■ **SOURCE RECORDS**:
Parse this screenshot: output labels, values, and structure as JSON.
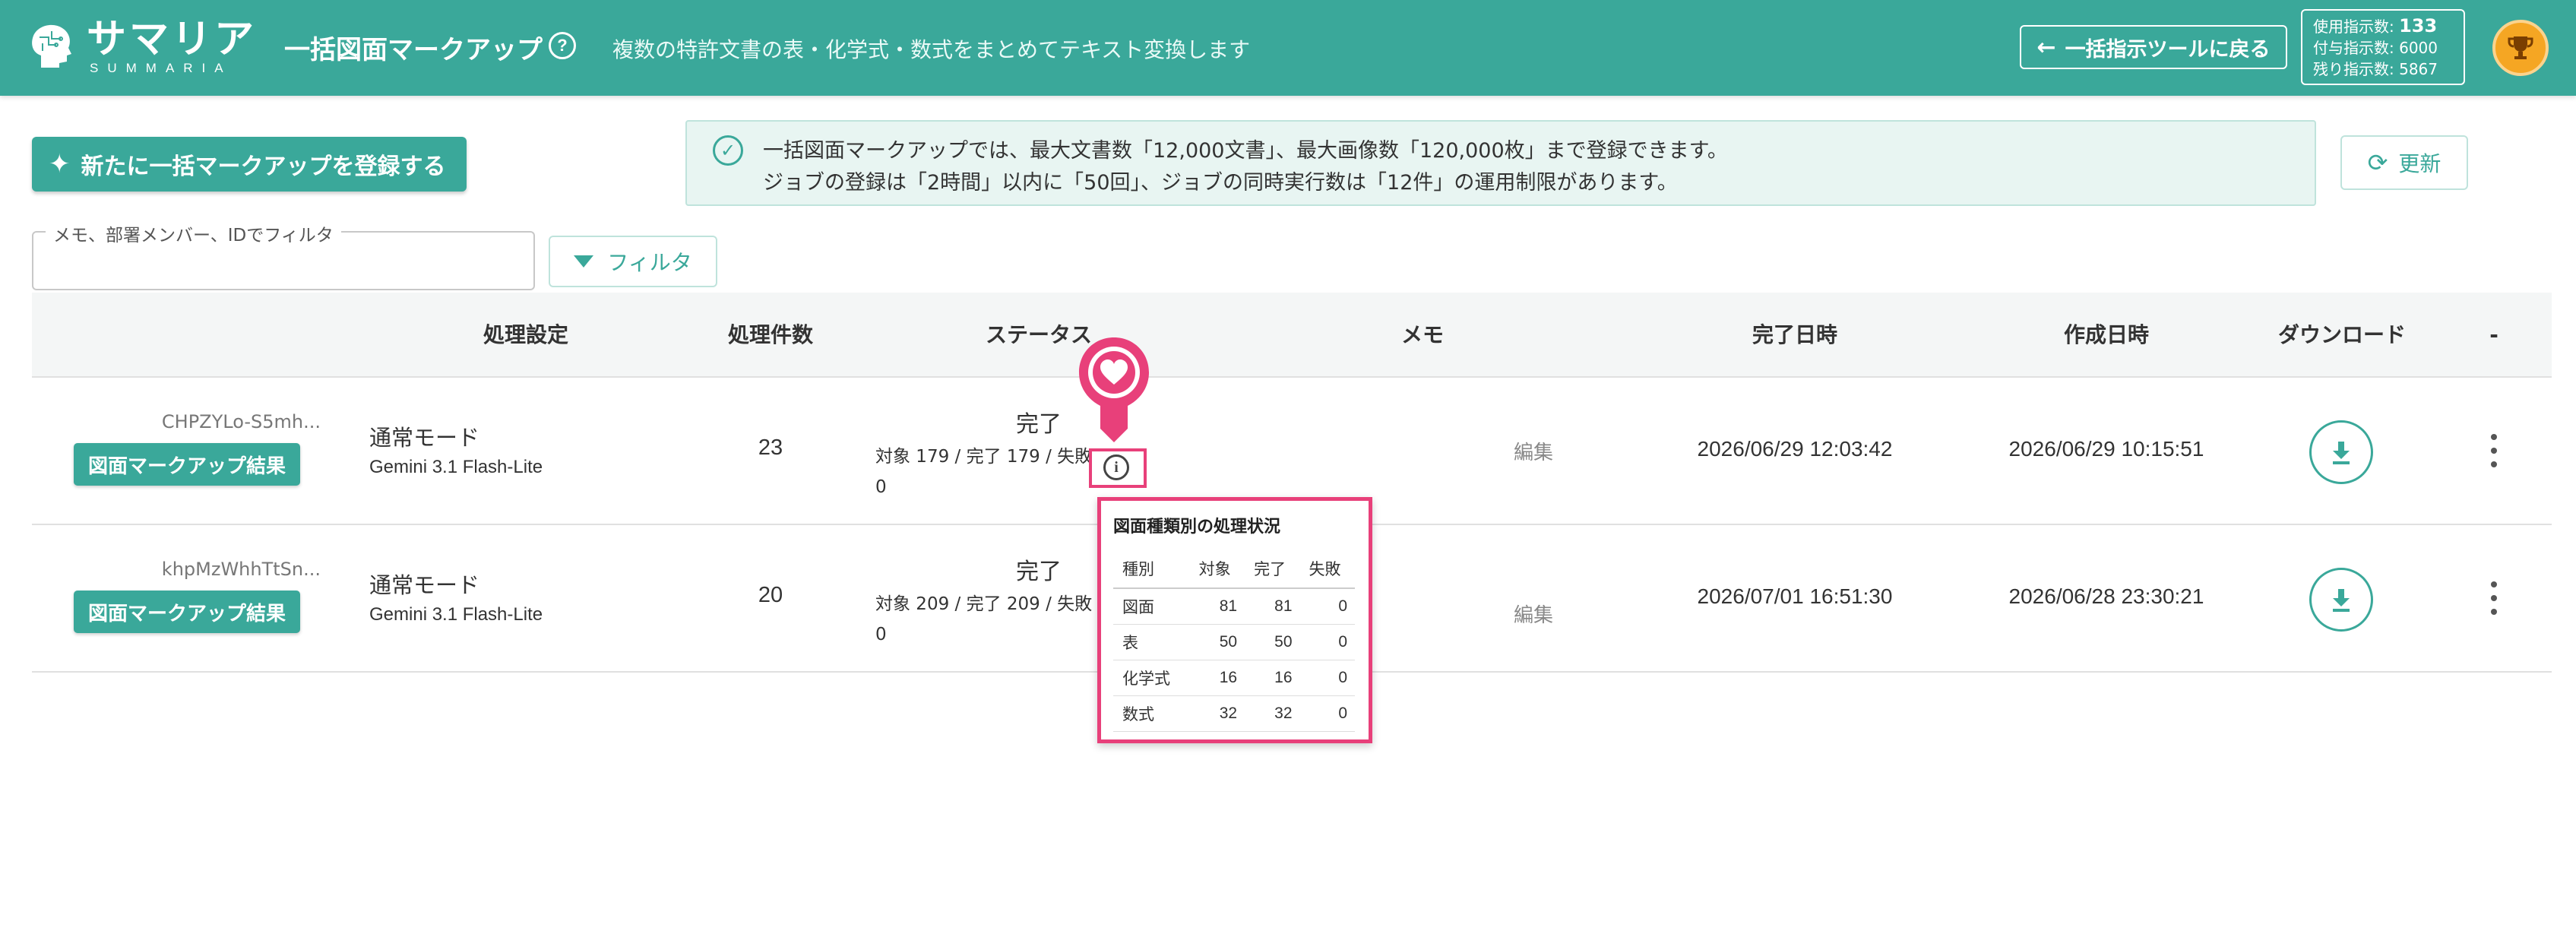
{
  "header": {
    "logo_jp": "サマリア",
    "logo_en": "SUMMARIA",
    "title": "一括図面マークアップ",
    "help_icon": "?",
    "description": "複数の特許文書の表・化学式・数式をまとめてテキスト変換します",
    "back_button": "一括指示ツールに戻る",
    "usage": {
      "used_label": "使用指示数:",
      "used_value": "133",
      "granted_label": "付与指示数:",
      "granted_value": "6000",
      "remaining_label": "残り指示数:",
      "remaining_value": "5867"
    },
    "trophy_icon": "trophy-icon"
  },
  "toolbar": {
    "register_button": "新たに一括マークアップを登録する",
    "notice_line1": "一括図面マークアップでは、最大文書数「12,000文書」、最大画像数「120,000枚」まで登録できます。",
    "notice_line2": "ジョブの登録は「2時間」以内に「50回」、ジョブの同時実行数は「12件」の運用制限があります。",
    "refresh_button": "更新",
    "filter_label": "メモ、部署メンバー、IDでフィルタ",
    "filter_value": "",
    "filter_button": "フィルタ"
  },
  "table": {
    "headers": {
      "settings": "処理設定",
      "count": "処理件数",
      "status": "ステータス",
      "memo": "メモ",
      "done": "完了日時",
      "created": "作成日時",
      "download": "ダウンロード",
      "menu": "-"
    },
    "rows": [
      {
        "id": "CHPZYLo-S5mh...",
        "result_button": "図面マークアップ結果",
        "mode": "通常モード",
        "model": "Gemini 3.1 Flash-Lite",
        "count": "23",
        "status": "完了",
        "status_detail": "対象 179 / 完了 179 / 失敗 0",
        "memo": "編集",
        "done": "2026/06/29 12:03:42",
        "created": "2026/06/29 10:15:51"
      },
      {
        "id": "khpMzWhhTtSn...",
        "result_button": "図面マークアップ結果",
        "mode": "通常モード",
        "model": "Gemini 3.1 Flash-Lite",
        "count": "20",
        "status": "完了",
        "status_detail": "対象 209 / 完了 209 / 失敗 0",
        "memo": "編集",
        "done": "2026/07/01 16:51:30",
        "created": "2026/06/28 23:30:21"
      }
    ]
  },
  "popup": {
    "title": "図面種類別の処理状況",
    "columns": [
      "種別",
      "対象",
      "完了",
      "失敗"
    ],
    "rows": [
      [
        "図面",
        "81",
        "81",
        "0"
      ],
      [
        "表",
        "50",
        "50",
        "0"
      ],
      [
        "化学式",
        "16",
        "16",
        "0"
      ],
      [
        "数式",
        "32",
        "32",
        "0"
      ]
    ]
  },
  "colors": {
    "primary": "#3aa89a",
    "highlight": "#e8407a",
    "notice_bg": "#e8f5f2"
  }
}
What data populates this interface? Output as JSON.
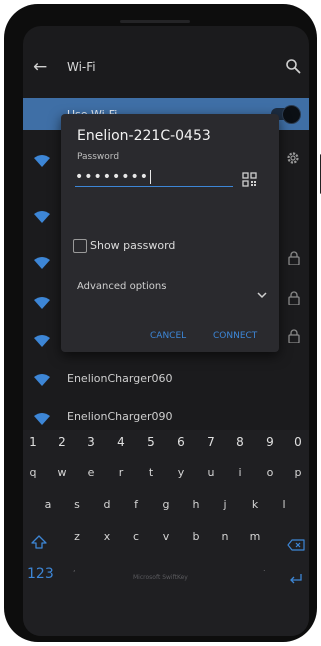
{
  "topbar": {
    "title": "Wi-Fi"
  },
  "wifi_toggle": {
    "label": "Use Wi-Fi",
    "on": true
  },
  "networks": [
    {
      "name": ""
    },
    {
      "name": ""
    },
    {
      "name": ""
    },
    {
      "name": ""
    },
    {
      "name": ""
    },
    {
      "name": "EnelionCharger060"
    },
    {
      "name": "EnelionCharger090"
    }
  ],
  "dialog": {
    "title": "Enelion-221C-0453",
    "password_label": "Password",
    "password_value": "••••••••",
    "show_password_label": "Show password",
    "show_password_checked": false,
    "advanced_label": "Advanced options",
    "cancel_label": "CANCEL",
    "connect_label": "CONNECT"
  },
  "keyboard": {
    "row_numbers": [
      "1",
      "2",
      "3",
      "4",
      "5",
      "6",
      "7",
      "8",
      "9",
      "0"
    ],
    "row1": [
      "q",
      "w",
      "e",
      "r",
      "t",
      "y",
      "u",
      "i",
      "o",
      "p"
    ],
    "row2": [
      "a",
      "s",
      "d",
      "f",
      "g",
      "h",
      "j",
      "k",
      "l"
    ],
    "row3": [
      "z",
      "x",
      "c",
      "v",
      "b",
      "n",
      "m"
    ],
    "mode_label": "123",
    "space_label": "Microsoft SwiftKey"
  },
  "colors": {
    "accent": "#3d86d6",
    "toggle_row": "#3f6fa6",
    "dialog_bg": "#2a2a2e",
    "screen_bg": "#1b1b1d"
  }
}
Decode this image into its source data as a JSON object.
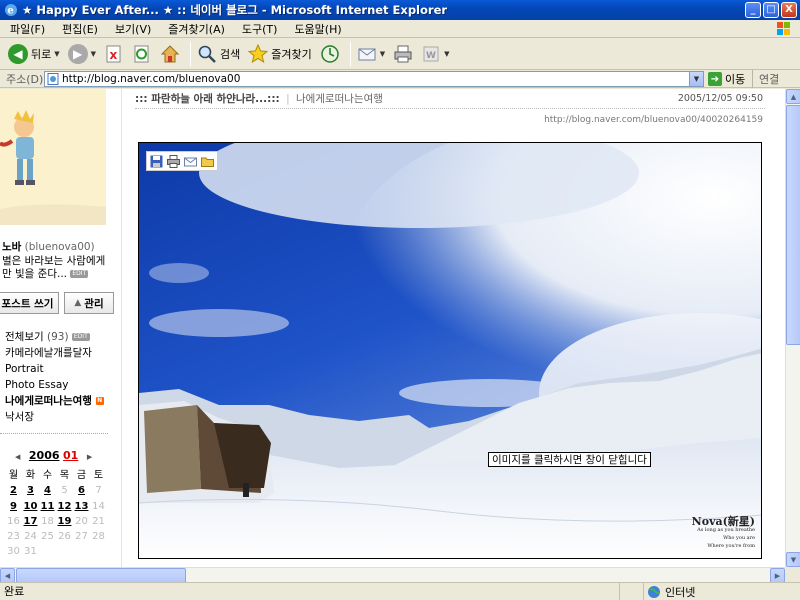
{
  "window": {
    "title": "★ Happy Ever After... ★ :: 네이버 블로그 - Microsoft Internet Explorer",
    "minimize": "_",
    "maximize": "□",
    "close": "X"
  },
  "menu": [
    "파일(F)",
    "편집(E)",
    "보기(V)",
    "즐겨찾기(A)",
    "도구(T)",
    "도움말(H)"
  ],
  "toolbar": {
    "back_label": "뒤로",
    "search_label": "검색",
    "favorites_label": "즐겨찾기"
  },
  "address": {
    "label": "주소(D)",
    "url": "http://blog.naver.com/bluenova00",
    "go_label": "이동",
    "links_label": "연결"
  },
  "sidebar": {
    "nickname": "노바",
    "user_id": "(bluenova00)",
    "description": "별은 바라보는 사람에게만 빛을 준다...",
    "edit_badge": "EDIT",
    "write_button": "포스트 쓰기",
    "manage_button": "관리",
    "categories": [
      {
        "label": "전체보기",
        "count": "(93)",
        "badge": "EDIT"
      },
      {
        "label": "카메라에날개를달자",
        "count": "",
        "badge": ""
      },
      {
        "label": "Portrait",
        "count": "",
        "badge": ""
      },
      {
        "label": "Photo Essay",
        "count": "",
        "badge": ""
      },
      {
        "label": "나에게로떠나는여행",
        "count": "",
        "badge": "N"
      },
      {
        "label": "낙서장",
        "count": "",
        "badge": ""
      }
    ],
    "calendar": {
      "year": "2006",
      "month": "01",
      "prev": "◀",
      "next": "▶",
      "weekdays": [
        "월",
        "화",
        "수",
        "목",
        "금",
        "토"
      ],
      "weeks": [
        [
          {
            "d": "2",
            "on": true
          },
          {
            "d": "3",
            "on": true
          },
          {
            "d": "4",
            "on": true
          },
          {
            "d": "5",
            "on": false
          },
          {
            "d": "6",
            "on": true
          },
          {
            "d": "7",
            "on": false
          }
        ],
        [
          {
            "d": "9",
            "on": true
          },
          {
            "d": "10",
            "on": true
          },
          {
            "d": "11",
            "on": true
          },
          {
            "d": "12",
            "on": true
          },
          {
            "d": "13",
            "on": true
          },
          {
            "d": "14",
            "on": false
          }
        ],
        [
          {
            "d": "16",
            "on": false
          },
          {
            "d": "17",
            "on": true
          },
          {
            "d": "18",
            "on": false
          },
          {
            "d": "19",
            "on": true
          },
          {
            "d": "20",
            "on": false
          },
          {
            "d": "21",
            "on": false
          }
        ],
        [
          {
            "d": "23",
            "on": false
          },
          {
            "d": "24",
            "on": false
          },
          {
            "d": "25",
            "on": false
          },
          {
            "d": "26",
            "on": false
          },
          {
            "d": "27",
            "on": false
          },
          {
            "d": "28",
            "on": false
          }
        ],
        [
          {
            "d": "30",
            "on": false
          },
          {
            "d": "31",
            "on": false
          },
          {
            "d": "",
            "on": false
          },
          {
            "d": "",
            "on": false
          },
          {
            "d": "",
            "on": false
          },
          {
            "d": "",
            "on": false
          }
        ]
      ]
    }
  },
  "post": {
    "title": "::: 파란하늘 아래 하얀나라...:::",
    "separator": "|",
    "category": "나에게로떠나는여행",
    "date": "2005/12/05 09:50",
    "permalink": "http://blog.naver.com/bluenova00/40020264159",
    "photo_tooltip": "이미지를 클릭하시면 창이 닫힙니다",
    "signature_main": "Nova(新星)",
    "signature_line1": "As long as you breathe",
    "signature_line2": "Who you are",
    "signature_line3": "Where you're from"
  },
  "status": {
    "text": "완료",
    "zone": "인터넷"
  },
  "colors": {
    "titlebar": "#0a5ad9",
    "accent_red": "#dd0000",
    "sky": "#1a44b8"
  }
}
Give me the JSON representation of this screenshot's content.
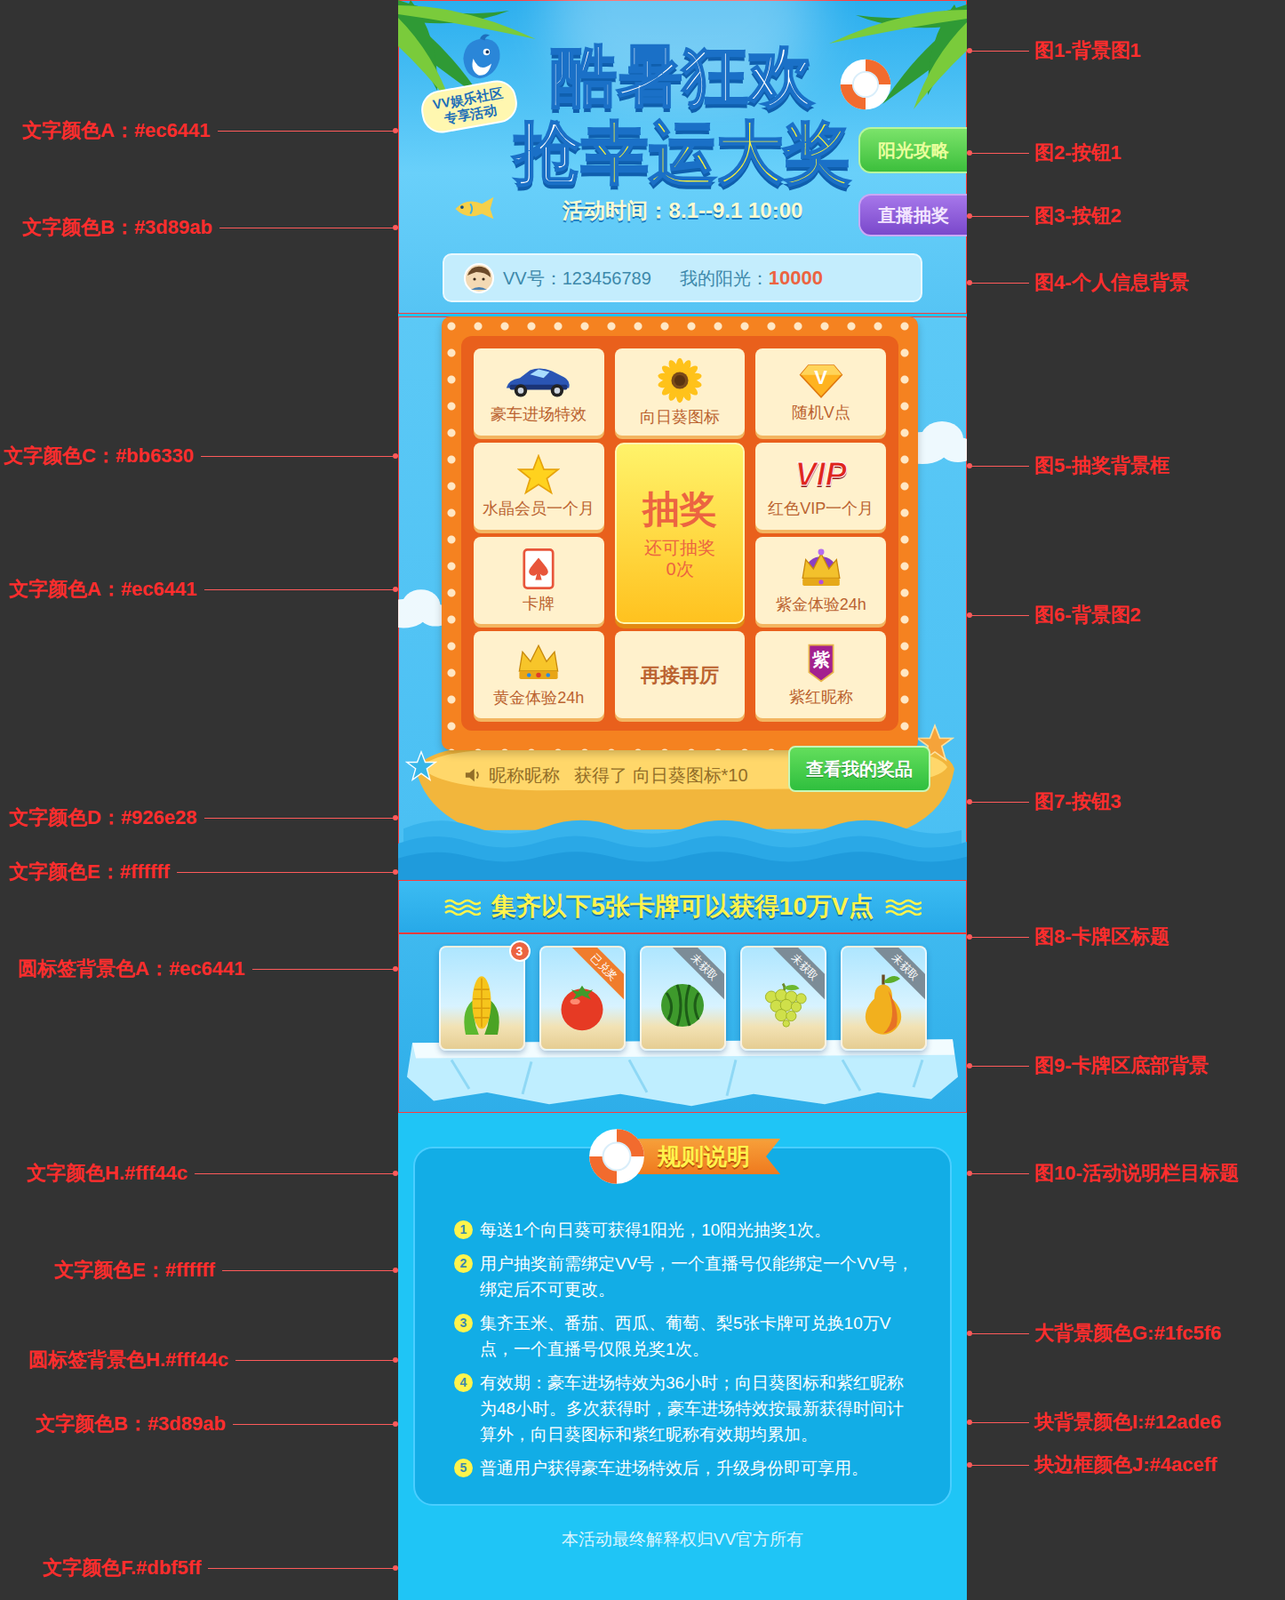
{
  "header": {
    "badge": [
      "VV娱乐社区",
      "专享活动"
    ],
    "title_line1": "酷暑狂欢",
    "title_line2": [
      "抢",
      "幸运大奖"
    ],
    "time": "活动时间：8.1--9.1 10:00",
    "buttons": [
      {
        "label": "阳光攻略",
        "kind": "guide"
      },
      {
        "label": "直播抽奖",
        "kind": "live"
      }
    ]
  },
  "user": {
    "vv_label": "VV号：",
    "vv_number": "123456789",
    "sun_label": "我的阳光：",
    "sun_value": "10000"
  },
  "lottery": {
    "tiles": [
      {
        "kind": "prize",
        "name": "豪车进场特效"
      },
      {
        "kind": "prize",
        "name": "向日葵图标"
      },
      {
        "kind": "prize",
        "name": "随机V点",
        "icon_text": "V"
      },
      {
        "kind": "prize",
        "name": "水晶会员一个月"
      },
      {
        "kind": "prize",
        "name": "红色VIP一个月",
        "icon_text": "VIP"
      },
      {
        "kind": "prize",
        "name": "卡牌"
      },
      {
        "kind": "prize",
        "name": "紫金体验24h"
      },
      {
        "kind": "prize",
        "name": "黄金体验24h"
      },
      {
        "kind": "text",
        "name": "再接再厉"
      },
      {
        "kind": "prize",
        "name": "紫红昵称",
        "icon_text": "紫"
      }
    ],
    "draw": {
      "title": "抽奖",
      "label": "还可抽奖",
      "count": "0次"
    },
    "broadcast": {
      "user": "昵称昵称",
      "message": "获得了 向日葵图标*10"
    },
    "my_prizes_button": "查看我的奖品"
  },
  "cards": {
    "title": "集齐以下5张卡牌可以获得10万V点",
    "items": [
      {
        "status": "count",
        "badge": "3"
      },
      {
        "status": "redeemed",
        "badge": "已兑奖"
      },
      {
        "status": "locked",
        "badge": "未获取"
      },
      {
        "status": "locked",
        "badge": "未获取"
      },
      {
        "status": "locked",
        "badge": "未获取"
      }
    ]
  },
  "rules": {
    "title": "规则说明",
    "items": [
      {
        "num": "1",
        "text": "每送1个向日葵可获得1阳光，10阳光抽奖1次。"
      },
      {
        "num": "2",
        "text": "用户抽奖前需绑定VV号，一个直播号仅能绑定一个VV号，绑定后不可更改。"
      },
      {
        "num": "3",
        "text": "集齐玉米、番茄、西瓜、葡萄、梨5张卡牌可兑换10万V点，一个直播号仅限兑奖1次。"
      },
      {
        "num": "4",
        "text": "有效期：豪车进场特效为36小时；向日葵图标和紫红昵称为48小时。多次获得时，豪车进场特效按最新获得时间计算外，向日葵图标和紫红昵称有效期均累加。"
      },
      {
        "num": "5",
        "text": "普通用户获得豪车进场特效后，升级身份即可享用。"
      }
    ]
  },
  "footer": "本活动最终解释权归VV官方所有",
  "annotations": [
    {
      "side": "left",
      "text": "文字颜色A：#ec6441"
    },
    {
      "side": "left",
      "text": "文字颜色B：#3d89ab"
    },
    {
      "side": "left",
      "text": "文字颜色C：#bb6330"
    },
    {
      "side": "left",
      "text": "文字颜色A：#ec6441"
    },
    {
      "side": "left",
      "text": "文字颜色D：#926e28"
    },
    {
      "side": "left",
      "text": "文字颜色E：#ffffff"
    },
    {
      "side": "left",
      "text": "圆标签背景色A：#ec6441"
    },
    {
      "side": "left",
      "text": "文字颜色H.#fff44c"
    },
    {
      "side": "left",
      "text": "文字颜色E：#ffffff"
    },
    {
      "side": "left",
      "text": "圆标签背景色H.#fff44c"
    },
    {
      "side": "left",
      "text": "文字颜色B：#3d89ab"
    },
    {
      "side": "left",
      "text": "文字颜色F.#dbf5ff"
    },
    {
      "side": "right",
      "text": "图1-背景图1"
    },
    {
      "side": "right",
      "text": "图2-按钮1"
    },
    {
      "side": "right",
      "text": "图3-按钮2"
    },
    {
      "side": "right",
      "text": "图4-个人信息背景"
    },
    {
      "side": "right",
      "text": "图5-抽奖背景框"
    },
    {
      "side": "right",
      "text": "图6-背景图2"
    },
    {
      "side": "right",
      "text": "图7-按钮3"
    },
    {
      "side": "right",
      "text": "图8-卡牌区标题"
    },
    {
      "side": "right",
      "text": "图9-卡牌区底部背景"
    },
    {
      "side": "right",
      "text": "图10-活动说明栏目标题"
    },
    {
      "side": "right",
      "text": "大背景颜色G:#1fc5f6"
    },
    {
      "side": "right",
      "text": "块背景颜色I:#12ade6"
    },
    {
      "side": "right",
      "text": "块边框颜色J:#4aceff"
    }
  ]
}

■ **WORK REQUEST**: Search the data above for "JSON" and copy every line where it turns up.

■ **COMPLETED EXERCISE**:
Parse this screenshot: output labels, values, and structure as JSON.
What data populates this interface? Output as JSON.
Decode this image into its source data as a JSON object.
Give me the JSON representation of this screenshot's content.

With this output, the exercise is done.